Monday, January 14, 2008

2008 ALA Literary Awards Announced

Without further ago, I give you THE LIST!

There are some surprises in there, both good and... surprising. I'm dashing off to a meeting, but I'll be back to discuss the results later.

ETA (11:53AM) -

Okay. I'm back. And, like many in the Kidlitosphere, I have reactions.

First, the Newbery...

Winner: Good Masters, Sweet Ladies: Voices from a Medieval Village by Laura Amy Schlitz
Honors: Elijah of Buxton by Christopher Paul Curtis, The Wednesday Wars by Gary D. Schmidt, and Feathers by Jacqueline Woodson

Nothing surprising here (to me, at least). I have yet to read the Newbery before it was announced, but I am happy to say that I have read all the honor books. Although I haven't read GMSL, I'm glad to see the award go to a non-fiction book.

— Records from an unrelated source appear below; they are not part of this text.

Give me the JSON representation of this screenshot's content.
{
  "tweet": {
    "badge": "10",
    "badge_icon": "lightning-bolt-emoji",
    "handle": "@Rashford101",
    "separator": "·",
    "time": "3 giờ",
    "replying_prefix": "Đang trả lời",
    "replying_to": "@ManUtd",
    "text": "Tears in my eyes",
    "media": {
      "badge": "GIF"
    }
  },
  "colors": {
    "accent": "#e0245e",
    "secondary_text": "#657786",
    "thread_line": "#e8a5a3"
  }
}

At least, I think it's non-fiction... we have it in the 812s... (where do you have it?)

Now, the Caldecott...

Can I just say that I am shocked and delighted that The Invention of Hugo Cabret won?! I think it totally deserved it (although I have already heard some grumblings of "That's not a picture book!"). Yay!

And the Printz...

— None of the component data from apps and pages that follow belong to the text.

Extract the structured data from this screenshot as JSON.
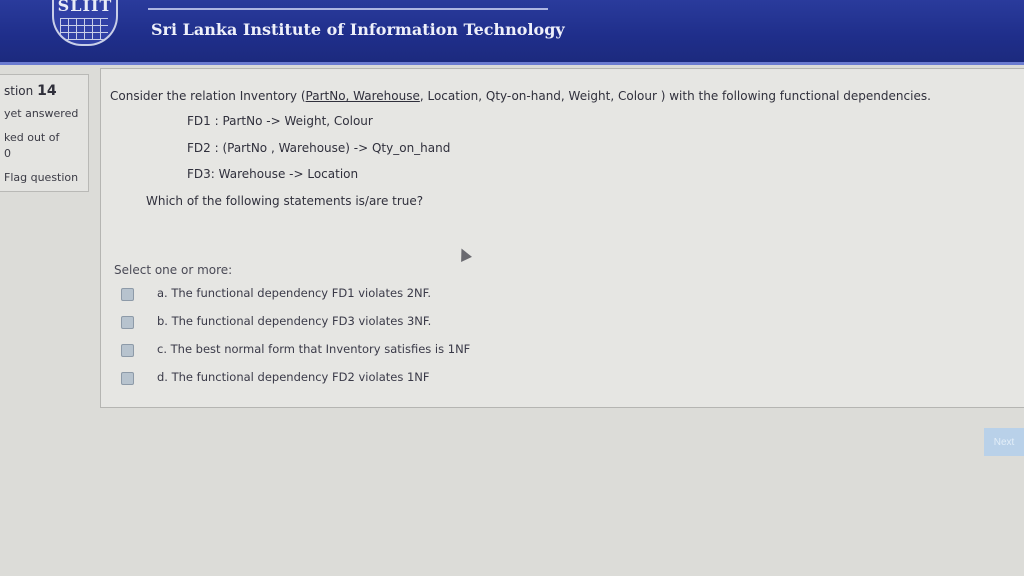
{
  "header": {
    "logo_text": "SLIIT",
    "institute_name": "Sri Lanka Institute of Information Technology"
  },
  "info": {
    "question_prefix": "stion",
    "question_number": "14",
    "state": "yet answered",
    "marks_label": "ked out of",
    "marks_value": "0",
    "flag_label": "Flag question"
  },
  "question": {
    "intro": "Consider the relation Inventory (",
    "key_attrs": "PartNo, Warehouse",
    "rest": ", Location, Qty-on-hand, Weight, Colour ) with the following functional dependencies.",
    "fds": [
      "FD1 : PartNo -> Weight, Colour",
      "FD2 : (PartNo , Warehouse) -> Qty_on_hand",
      "FD3: Warehouse -> Location"
    ],
    "prompt": "Which of the following statements is/are true?"
  },
  "answers": {
    "select_label": "Select one or more:",
    "options": [
      {
        "label": "a. The functional dependency FD1 violates 2NF.",
        "checked": false
      },
      {
        "label": "b. The functional dependency FD3 violates 3NF.",
        "checked": false
      },
      {
        "label": "c. The best normal form that Inventory satisfies is 1NF",
        "checked": false
      },
      {
        "label": "d. The functional dependency FD2 violates 1NF",
        "checked": false
      }
    ]
  },
  "navigation": {
    "next_label": "Next"
  },
  "colors": {
    "header_bg": "#1f2e8a",
    "checkbox": "#b7c3ce",
    "next_button": "#b9d1e9"
  }
}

I am shocked and dismayed that The Absolutely True Diary of a Part-Time Indian didn't win anything. I mean, well, yeah, it won the National Book Award. And that's awesome. But I really, really thought it would get some Printz recognition... I'm disappointed about that, but I am raring to read The White Darkness, which won.

Here is one interesting thing that I noticed... my department serves kids from birth to 8th grade. We have a J Fiction section that encompasses roughly grades 3-6 and we have a Teen Fiction section that encompasses roughly grades 6-8. Then we have a YA section in the adult services department.

We have ALL of the Newbery books in the Teen section (with the exception of GMSL, which we have in non-fiction). The White Darkness is also in our Teen section, as are two of the Printz honor books (One Whole and Perfect Day and Repossessed). This was (apparently) a big award season for middle-schoolers. I'm not saying that's good or bad... just interesting. And I wonder if this is the trend, how will we recognize those excellent books for younger chapter-book readers?

(One way might be with state book awards... our 2008 Caudill list seemed to be split pretty evenly between J and Teen books... for more on that, check out my post about the Rebecca Caudill Young Reader's Book Awards...)

ANYhoo. Those are my thoughts about some of the award winners... what are your thoughts??